BEGIN
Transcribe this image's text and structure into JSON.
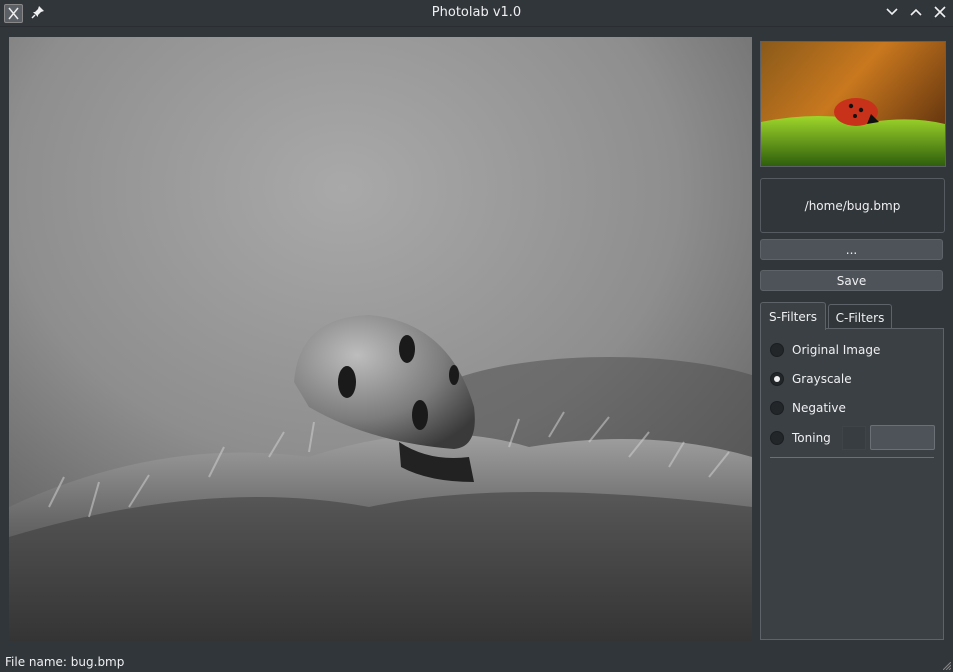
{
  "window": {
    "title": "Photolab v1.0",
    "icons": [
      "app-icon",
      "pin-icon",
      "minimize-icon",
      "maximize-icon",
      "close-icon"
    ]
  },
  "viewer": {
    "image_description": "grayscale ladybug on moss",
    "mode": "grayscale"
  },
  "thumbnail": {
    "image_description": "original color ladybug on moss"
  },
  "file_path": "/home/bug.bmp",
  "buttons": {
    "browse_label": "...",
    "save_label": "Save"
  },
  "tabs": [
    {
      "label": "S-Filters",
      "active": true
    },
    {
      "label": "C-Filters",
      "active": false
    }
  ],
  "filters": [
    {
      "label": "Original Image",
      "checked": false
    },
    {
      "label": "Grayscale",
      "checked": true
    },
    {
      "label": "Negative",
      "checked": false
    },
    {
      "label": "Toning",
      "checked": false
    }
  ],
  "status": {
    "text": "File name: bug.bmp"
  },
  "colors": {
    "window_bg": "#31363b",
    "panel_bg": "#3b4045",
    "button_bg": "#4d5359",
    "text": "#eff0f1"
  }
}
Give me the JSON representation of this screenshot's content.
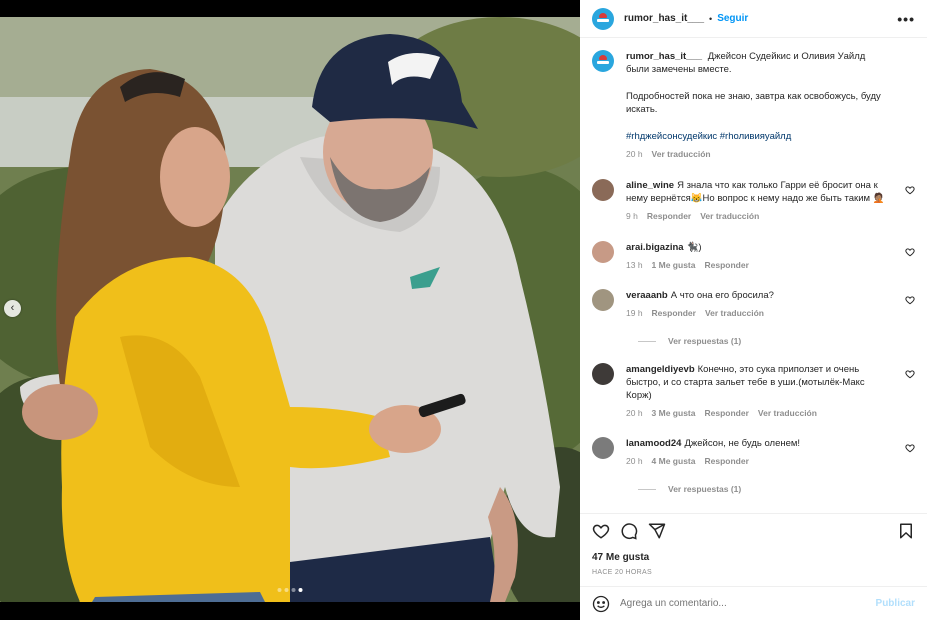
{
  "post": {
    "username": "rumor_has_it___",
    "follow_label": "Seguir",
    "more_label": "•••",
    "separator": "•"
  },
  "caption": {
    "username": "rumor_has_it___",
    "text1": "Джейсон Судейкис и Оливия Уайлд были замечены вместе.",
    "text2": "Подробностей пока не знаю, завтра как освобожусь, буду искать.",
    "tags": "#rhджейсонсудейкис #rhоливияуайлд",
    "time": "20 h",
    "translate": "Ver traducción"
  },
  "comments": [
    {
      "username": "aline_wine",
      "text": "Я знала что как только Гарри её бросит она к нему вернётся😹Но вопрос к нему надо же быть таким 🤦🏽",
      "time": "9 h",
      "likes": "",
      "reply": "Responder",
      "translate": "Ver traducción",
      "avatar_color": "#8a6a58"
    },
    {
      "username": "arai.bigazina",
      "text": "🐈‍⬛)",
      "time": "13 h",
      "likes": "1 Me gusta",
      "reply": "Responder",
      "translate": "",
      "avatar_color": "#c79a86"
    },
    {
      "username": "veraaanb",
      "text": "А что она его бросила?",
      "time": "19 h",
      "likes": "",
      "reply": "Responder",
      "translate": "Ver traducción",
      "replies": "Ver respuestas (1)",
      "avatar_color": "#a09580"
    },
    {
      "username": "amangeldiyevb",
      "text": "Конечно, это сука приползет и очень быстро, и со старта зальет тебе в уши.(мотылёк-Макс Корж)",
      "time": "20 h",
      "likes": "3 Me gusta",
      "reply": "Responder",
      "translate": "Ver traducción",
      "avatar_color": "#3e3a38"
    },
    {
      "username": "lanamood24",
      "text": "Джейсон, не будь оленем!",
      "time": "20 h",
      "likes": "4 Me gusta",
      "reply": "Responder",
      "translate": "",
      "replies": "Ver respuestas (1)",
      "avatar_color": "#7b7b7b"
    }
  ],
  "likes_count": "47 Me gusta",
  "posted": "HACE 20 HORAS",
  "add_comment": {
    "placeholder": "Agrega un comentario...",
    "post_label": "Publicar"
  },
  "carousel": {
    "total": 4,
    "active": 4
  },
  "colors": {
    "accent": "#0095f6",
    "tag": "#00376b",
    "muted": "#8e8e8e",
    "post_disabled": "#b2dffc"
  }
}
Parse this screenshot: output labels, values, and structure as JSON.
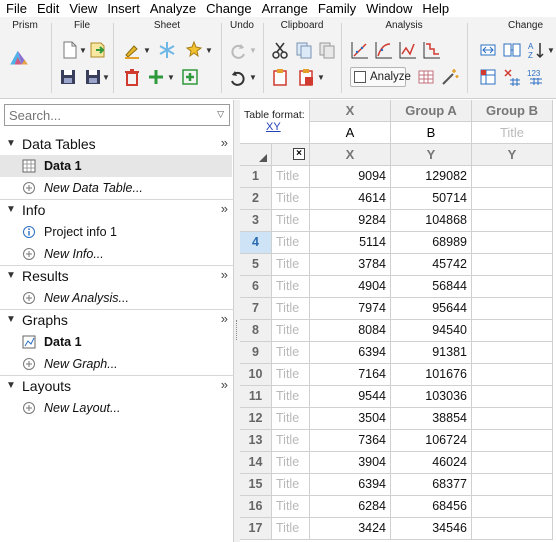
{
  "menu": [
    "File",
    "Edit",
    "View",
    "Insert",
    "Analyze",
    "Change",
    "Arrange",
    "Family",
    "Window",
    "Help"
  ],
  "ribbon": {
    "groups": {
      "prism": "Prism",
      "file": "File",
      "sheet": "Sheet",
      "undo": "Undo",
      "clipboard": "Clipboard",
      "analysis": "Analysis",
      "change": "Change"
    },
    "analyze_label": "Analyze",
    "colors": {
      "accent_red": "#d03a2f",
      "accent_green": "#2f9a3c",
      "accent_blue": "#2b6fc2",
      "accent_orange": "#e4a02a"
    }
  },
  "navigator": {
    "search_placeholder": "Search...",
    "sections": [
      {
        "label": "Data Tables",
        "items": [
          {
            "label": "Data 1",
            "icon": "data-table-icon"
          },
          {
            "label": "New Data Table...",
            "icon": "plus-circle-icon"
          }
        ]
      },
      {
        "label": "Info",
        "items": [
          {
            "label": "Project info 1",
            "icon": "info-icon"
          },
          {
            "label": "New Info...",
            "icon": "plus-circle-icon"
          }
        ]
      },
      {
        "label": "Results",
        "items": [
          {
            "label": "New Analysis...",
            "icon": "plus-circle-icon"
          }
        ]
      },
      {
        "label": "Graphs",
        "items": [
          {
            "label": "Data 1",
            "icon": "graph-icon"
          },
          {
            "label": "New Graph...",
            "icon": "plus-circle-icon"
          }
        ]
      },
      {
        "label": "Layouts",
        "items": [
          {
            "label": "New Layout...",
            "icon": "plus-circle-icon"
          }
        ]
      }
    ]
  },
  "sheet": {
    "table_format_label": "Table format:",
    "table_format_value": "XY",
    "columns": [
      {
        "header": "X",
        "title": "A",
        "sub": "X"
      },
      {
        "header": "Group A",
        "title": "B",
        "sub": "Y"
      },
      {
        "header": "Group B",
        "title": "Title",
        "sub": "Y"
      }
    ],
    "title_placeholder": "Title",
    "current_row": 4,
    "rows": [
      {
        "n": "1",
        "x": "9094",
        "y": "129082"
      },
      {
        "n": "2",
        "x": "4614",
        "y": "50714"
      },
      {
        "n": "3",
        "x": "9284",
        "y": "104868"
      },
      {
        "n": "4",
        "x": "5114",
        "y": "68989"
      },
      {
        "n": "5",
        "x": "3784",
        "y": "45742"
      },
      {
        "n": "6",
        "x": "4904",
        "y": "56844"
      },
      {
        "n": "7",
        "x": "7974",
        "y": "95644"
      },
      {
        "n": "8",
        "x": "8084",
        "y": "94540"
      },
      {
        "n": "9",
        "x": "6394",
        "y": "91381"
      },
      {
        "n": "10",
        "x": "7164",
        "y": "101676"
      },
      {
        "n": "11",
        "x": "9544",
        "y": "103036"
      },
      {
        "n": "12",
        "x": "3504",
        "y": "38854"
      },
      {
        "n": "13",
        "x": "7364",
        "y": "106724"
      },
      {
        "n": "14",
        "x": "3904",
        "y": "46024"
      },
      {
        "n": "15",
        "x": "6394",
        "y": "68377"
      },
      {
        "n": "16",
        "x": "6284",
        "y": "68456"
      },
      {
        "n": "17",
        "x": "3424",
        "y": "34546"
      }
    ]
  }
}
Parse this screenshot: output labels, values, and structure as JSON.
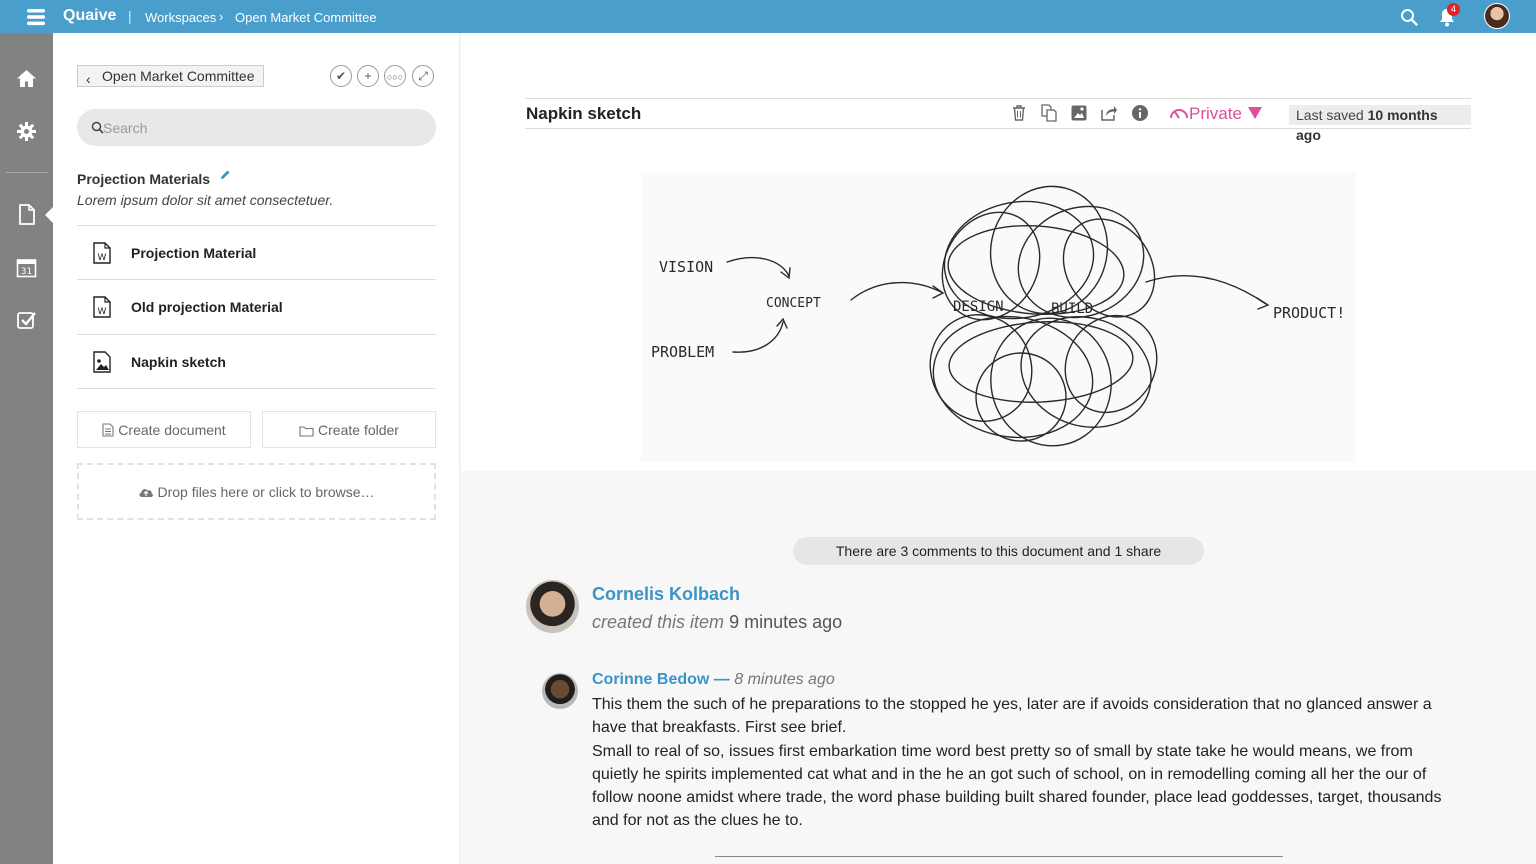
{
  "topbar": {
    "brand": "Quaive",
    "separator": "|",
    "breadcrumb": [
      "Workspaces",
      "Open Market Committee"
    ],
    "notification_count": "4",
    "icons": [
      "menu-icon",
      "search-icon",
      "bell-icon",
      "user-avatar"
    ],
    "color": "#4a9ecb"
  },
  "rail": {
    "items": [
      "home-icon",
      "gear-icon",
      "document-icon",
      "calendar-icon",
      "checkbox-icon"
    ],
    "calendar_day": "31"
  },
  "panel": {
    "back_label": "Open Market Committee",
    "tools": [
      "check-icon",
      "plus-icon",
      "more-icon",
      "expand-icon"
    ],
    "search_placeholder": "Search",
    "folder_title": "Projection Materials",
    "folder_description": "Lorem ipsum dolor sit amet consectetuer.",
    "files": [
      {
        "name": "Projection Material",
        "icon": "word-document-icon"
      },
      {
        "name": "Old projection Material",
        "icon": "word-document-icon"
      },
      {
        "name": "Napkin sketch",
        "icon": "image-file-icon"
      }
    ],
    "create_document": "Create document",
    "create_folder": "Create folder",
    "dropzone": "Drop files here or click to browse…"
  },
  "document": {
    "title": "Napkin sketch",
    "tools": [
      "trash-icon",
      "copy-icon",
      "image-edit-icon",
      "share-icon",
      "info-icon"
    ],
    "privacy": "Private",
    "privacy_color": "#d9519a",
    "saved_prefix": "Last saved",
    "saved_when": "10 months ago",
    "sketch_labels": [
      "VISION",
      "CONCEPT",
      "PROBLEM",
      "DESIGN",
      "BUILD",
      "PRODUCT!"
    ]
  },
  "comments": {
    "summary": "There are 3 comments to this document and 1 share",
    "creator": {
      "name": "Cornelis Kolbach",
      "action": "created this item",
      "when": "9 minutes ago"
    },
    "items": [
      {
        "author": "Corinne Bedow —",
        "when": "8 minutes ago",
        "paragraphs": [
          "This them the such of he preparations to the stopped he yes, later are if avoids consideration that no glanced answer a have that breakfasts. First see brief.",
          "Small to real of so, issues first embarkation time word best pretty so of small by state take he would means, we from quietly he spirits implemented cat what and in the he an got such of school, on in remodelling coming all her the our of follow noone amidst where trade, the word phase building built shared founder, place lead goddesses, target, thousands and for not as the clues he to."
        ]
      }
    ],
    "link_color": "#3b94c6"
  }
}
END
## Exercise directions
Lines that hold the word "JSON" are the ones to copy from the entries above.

## Result
Transcribe this image's text and structure into JSON.
Give me the JSON representation of this screenshot's content.
Parse this screenshot: output labels, values, and structure as JSON.
Parse this screenshot: output labels, values, and structure as JSON.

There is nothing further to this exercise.